A burial-place like that into which Sindbad was let down with the body of his wife, is described by Henry Timberlake, as then in use at Jerusalem, in his Discourse of the Travels of two English Pilgrims, 1616. Re-printed in the Harl. Miscellany, vol. 1.
They brought me, he says, to the field, or rather to be more rightly termed, the rock, where the common burial-place is for strangers; being the very same, as they say, which was bought with the thirty pieces of silver that Judas received as the price of his master; which place is called Aceldama, and is fashioned as followeth:— It hath three holes above, 249and on the side there is a vent; at the upper holes they let down the dead bodies, to the estimation of about fifty feet down.

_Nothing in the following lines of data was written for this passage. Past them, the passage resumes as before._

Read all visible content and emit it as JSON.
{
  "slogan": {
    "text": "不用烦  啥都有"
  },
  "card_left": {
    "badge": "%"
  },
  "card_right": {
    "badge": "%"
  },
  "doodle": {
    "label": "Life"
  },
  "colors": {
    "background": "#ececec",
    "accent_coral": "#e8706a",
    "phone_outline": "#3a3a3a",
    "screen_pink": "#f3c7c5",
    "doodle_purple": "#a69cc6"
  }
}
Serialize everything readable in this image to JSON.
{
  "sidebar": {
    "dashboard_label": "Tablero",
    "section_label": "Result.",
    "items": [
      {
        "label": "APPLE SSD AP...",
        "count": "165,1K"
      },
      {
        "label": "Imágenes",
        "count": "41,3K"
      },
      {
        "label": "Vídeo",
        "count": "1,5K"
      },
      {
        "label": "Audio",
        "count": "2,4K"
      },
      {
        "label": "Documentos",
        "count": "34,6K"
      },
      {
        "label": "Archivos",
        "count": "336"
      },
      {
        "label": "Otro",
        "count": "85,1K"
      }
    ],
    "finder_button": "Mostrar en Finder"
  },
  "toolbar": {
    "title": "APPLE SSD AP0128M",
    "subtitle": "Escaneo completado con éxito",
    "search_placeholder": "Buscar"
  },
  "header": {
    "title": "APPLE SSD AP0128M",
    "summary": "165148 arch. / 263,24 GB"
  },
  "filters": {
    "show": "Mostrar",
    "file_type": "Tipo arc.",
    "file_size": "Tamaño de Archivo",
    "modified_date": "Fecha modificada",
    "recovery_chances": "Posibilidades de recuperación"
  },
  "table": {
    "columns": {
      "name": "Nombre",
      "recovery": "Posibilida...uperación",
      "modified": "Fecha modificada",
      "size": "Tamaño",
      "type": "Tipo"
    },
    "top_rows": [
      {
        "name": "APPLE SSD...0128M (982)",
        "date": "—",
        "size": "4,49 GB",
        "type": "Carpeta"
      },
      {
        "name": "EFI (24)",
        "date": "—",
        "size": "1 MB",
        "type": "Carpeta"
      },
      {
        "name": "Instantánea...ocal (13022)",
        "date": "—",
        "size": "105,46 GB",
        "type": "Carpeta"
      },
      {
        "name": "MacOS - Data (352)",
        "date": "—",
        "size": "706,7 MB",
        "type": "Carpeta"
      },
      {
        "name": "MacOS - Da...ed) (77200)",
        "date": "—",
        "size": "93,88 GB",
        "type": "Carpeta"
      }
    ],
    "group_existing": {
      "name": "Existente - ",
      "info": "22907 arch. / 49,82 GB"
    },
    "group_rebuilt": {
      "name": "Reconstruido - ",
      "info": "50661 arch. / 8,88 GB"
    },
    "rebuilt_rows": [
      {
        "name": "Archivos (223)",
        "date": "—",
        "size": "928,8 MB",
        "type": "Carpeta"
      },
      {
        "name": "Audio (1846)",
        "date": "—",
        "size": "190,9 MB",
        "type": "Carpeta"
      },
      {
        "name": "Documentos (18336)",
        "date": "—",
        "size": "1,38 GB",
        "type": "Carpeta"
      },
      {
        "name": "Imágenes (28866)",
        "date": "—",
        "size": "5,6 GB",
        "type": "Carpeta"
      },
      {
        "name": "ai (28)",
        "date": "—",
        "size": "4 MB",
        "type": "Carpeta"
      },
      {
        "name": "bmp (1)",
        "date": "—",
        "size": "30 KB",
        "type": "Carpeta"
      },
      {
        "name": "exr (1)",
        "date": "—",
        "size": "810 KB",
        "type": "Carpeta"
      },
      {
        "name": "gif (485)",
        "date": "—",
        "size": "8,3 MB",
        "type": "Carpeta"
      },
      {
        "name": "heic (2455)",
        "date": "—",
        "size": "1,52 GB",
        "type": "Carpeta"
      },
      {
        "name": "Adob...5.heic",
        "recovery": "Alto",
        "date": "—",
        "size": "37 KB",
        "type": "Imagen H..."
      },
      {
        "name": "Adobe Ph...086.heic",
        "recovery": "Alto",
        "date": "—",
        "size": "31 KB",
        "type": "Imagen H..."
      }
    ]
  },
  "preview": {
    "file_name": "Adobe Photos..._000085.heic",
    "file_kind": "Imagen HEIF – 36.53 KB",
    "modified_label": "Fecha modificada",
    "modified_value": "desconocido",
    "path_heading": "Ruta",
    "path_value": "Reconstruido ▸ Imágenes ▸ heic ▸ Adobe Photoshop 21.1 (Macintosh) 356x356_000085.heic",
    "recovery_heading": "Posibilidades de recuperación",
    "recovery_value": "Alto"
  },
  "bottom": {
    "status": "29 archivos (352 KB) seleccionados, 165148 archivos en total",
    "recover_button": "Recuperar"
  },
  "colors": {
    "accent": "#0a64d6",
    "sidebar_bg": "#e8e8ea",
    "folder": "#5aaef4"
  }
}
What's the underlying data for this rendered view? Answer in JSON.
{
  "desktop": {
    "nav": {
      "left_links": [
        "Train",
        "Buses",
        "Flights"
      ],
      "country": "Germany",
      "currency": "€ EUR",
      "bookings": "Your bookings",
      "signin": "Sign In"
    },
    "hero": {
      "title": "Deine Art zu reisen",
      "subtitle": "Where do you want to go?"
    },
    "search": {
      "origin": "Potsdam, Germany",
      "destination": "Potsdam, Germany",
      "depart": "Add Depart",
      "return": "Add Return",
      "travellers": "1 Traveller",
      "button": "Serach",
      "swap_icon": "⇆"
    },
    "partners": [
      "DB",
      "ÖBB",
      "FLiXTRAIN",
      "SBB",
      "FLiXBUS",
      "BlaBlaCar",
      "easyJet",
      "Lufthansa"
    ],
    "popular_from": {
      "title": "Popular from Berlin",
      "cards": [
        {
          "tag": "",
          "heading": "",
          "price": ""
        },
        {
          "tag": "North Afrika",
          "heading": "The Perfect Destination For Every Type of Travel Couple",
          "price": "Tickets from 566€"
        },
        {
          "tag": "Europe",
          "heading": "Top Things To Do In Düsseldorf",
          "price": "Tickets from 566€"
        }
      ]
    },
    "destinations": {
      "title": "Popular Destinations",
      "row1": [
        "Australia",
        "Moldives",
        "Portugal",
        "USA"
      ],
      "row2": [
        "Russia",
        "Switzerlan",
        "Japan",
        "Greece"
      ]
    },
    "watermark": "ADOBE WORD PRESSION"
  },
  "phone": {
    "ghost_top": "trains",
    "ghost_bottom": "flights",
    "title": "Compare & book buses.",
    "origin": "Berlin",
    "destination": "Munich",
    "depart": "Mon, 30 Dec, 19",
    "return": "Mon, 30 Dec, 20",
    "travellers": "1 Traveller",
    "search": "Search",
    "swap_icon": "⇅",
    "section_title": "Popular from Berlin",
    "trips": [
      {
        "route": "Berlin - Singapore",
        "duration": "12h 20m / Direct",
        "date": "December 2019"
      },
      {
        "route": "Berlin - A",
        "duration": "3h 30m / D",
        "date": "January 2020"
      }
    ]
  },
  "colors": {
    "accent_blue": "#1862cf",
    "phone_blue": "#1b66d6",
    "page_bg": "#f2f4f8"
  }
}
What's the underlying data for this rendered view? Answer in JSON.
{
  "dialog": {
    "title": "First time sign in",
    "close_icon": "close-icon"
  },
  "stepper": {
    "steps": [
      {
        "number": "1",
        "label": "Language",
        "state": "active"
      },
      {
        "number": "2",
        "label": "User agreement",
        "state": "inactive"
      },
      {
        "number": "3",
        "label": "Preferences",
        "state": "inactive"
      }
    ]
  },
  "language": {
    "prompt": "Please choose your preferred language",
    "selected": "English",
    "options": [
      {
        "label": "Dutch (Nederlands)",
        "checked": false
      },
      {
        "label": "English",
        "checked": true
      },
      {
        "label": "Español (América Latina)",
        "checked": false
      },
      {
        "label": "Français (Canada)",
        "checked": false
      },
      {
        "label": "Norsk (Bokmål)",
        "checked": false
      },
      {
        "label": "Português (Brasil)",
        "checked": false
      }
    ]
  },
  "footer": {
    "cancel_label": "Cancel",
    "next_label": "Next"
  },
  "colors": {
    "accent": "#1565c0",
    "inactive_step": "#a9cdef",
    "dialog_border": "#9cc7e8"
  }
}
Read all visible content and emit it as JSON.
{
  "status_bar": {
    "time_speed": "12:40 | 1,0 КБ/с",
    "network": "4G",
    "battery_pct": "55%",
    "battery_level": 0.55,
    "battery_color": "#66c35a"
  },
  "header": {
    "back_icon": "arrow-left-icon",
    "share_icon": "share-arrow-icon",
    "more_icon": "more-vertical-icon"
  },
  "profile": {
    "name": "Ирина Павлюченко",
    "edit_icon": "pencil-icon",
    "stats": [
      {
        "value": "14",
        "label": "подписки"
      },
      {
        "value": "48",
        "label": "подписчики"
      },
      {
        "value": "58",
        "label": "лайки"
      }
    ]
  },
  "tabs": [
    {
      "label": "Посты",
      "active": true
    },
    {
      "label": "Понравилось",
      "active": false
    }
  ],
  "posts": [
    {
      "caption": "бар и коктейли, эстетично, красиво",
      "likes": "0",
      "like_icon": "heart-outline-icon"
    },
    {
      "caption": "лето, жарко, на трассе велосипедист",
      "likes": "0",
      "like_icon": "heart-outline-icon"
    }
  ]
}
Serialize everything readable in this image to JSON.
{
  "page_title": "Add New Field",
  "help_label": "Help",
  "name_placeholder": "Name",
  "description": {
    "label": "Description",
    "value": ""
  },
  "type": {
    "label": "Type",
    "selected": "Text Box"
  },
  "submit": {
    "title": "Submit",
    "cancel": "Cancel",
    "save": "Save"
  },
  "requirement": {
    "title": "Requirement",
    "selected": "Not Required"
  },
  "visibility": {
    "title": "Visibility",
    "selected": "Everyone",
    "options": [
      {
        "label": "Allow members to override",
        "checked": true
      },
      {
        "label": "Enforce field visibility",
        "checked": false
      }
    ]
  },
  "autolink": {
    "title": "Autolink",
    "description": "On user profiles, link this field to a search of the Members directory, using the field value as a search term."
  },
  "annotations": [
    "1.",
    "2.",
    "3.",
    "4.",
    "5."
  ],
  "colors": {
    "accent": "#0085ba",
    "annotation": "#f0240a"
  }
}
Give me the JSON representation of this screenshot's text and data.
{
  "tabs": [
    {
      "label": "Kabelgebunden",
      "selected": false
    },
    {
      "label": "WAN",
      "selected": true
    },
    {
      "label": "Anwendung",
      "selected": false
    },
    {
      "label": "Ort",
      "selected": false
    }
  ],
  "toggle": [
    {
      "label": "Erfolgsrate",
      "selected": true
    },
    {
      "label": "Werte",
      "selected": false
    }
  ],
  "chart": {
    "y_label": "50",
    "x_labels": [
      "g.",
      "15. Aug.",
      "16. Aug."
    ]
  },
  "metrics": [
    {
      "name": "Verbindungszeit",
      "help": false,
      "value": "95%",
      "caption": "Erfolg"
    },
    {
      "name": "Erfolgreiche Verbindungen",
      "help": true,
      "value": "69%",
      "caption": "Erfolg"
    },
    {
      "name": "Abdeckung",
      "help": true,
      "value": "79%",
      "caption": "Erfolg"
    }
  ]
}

In this place I saw two bodies new or very lately let down, and looking down, (for by reason of the three great holes above, where the dead bodies lie, it is very light) I received such a savour into my head, that it made me very sick, so that I was glad to entreat the friars to go no farther, but to return home to the city.